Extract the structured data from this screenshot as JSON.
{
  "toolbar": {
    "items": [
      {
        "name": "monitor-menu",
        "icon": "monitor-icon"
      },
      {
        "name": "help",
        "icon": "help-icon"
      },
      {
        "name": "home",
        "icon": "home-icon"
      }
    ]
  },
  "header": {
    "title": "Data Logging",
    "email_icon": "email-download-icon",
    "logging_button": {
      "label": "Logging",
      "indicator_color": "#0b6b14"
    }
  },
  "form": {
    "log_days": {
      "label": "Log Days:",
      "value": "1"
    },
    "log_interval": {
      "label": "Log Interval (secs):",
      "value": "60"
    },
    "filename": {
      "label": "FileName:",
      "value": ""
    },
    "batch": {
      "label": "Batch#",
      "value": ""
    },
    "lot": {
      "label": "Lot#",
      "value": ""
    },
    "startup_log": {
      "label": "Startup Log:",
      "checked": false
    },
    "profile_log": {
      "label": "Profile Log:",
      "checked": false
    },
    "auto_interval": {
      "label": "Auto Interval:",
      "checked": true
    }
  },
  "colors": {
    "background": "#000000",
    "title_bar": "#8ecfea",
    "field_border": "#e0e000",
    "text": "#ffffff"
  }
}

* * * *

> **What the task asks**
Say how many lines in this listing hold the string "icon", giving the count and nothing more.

> **Output of the task**
4